Iran announced Thursday it had carried out a new space launch, in a move likely to irk Western powers amid tough talks on reviving a 2015 nuclear deal.
"The Simorgh satellite launcher carried three research cargos into space," defence ministry spokesman Ahmad Hosseini said, quoted by state television.
"The research goals foreseen for this launch have been achieved," Hosseini added, without elaborating on the nature of the research.
In February, Iran announced a successful test of its most powerful solid fuel satellite launcher to date, the Zoljanah, boasting that it can put a 220-kilogramme (1,100-pound) payload into orbit.
The United States voiced concern about that launch, saying the test could boost Iran's ballistic missile technology at a moment when the two nations are inching back to diplomacy.

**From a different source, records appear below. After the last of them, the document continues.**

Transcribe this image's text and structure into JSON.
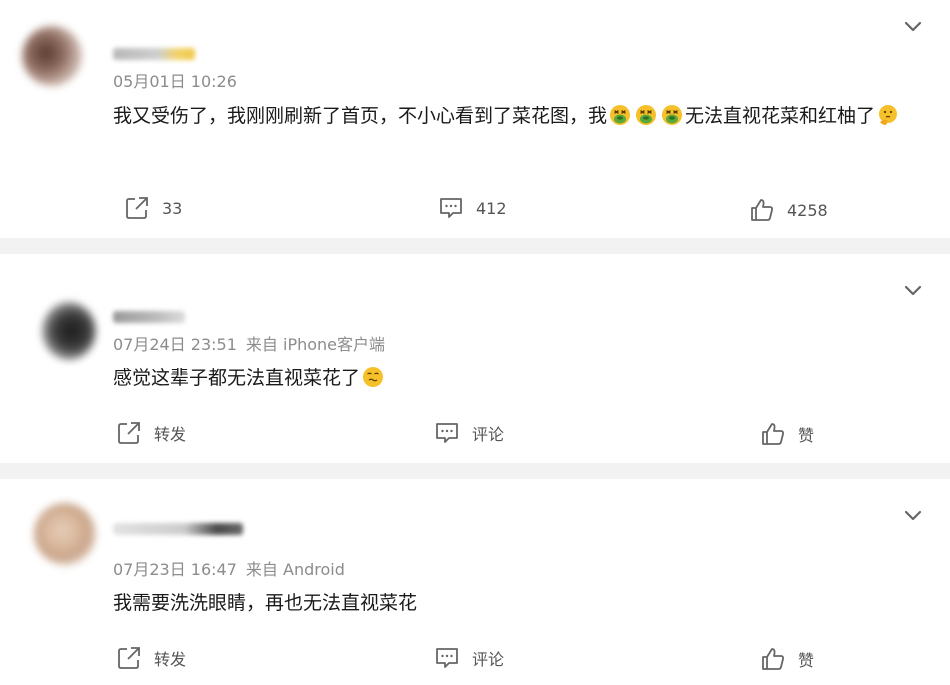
{
  "colors": {
    "separator": "#f2f2f2",
    "meta_text": "#8c8c8c",
    "action_text": "#555555",
    "icon_stroke": "#666666",
    "emoji_face": "#f5c02a",
    "emoji_sick": "#5aa83a"
  },
  "comments": [
    {
      "time": "05月01日 10:26",
      "source": "",
      "text_parts": [
        "我又受伤了，我刚刚刷新了首页，不小心看到了菜花图，我",
        "无法直视花菜和红柚了"
      ],
      "emojis": [
        "vomit-emoji",
        "vomit-emoji",
        "vomit-emoji",
        "thinking-emoji"
      ],
      "repost": "33",
      "comment": "412",
      "like": "4258"
    },
    {
      "time": "07月24日 23:51",
      "source": "来自 iPhone客户端",
      "text": "感觉这辈子都无法直视菜花了",
      "emojis": [
        "speechless-emoji"
      ],
      "repost": "转发",
      "comment": "评论",
      "like": "赞"
    },
    {
      "time": "07月23日 16:47",
      "source": "来自 Android",
      "text": "我需要洗洗眼睛，再也无法直视菜花",
      "repost": "转发",
      "comment": "评论",
      "like": "赞"
    }
  ]
}
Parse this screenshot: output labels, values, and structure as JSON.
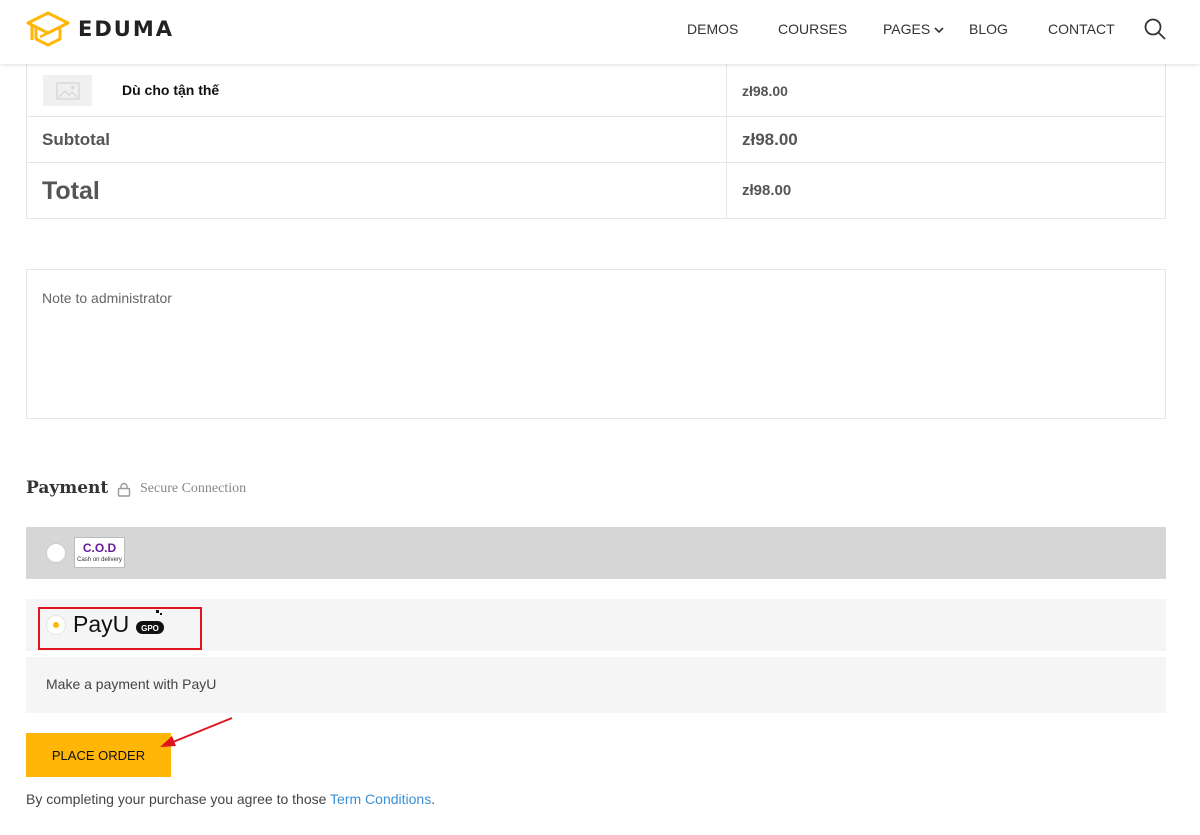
{
  "brand": {
    "name": "EDUMA",
    "accent": "#ffb606"
  },
  "nav": {
    "items": [
      "DEMOS",
      "COURSES",
      "PAGES",
      "BLOG",
      "CONTACT"
    ],
    "search_icon": "magnifier-icon"
  },
  "order": {
    "product": {
      "name": "Dù cho tận thế",
      "price": "zł98.00"
    },
    "subtotal": {
      "label": "Subtotal",
      "value": "zł98.00"
    },
    "total": {
      "label": "Total",
      "value": "zł98.00"
    }
  },
  "note": {
    "placeholder": "Note to administrator"
  },
  "payment": {
    "title": "Payment",
    "secure": "Secure Connection",
    "cod": {
      "logo_big": "C.O.D",
      "logo_small": "Cash on delivery"
    },
    "payu": {
      "logo": "PayU",
      "badge": "GPO",
      "description": "Make a payment with PayU"
    }
  },
  "actions": {
    "place_order": "PLACE ORDER"
  },
  "agreement": {
    "text": "By completing your purchase you agree to those ",
    "link": "Term Conditions",
    "tail": "."
  },
  "colors": {
    "highlight": "#e0141e",
    "link": "#3a8fd6",
    "cod_bg": "#d6d6d6",
    "payu_bg": "#f5f5f5"
  }
}
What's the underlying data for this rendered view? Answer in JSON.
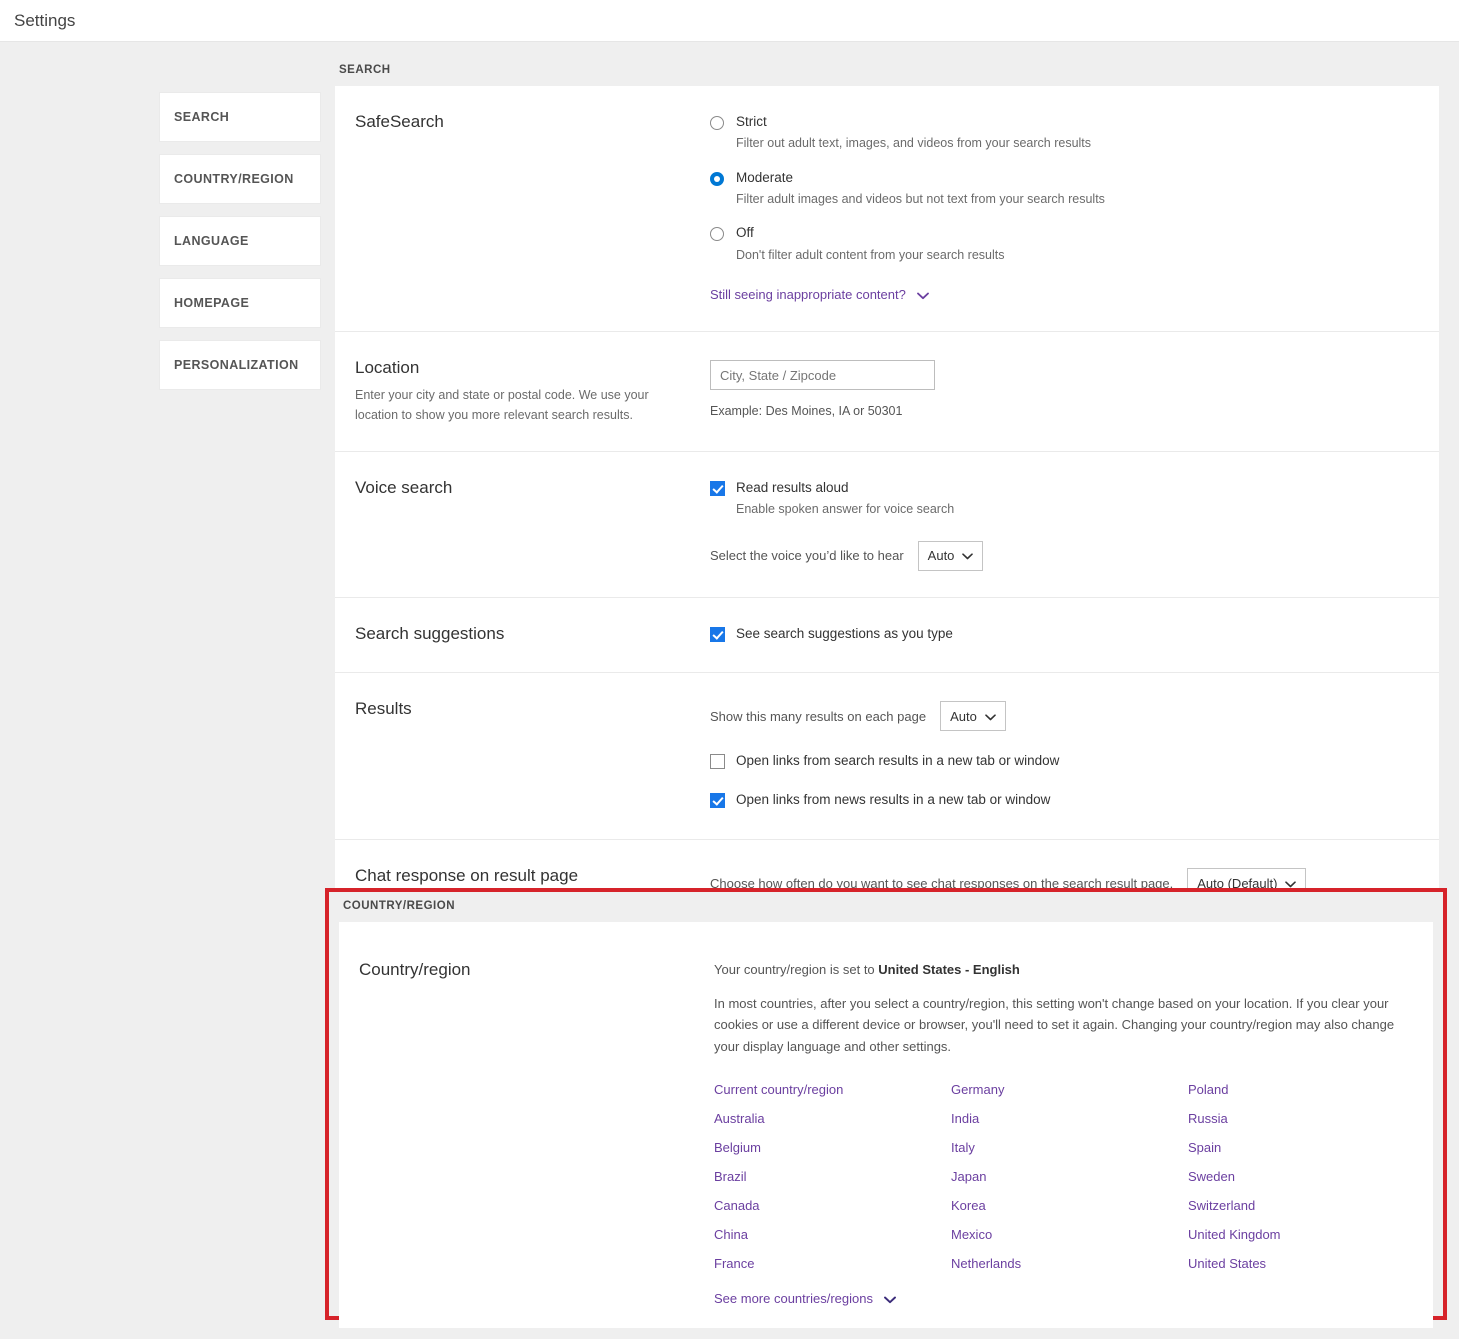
{
  "topbar": {
    "title": "Settings"
  },
  "sidenav": {
    "items": [
      {
        "label": "SEARCH"
      },
      {
        "label": "COUNTRY/REGION"
      },
      {
        "label": "LANGUAGE"
      },
      {
        "label": "HOMEPAGE"
      },
      {
        "label": "PERSONALIZATION"
      }
    ]
  },
  "search_section": {
    "label": "SEARCH",
    "safesearch": {
      "title": "SafeSearch",
      "options": [
        {
          "title": "Strict",
          "desc": "Filter out adult text, images, and videos from your search results",
          "checked": false
        },
        {
          "title": "Moderate",
          "desc": "Filter adult images and videos but not text from your search results",
          "checked": true
        },
        {
          "title": "Off",
          "desc": "Don't filter adult content from your search results",
          "checked": false
        }
      ],
      "expander_label": "Still seeing inappropriate content?",
      "expander_icon": "chevron-down-icon"
    },
    "location": {
      "title": "Location",
      "desc": "Enter your city and state or postal code. We use your location to show you more relevant search results.",
      "input_value": "",
      "input_placeholder": "City, State / Zipcode",
      "hint": "Example: Des Moines, IA or 50301"
    },
    "voice": {
      "title": "Voice search",
      "checkbox_label": "Read results aloud",
      "checkbox_desc": "Enable spoken answer for voice search",
      "checkbox_checked": true,
      "select_label": "Select the voice you’d like to hear",
      "select_value": "Auto"
    },
    "suggestions": {
      "title": "Search suggestions",
      "checkbox_label": "See search suggestions as you type",
      "checkbox_checked": true
    },
    "results": {
      "title": "Results",
      "select_label": "Show this many results on each page",
      "select_value": "Auto",
      "checkboxes": [
        {
          "label": "Open links from search results in a new tab or window",
          "checked": false
        },
        {
          "label": "Open links from news results in a new tab or window",
          "checked": true
        }
      ]
    },
    "chat": {
      "title": "Chat response on result page",
      "select_label": "Choose how often do you want to see chat responses on the search result page.",
      "select_value": "Auto (Default)"
    }
  },
  "country_section": {
    "label": "COUNTRY/REGION",
    "title": "Country/region",
    "set_to_prefix": "Your country/region is set to ",
    "set_to_value": "United States - English",
    "description": "In most countries, after you select a country/region, this setting won't change based on your location. If you clear your cookies or use a different device or browser, you'll need to set it again. Changing your country/region may also change your display language and other settings.",
    "countries_col1": [
      "Current country/region",
      "Australia",
      "Belgium",
      "Brazil",
      "Canada",
      "China",
      "France"
    ],
    "countries_col2": [
      "Germany",
      "India",
      "Italy",
      "Japan",
      "Korea",
      "Mexico",
      "Netherlands"
    ],
    "countries_col3": [
      "Poland",
      "Russia",
      "Spain",
      "Sweden",
      "Switzerland",
      "United Kingdom",
      "United States"
    ],
    "see_more_label": "See more countries/regions",
    "see_more_icon": "chevron-down-icon",
    "highlight_color": "#d6232a"
  },
  "colors": {
    "page_background": "#efefef",
    "panel": "#ffffff",
    "link": "#6b3fa0",
    "accent_checked": "#1877e8",
    "radio_checked": "#0078d4"
  }
}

Iran successfully put its first military satellite into orbit in April 2020, drawing a sharp rebuke from Washington.
Western governments worry that satellite launch systems incorporate technologies interchangeable with those used in ballistic missiles capable of delivering a nuclear warhead.
Iran insists its space programme is for civilian and defence purposes only, and does not breach the nuclear deal or any other international agreement.
The 2015 agreement has been hanging by a thread since the US left it in 2018 and reimposed sanctions, prompting Iran to step up nuclear activities long curtailed by the deal.
A new round of negotiations began in Vienna on Monday in a fresh push to make headway on reviving the deal.
(Except for the headline, this story has not been edited by NDTV staff and is published from a syndicated feed.)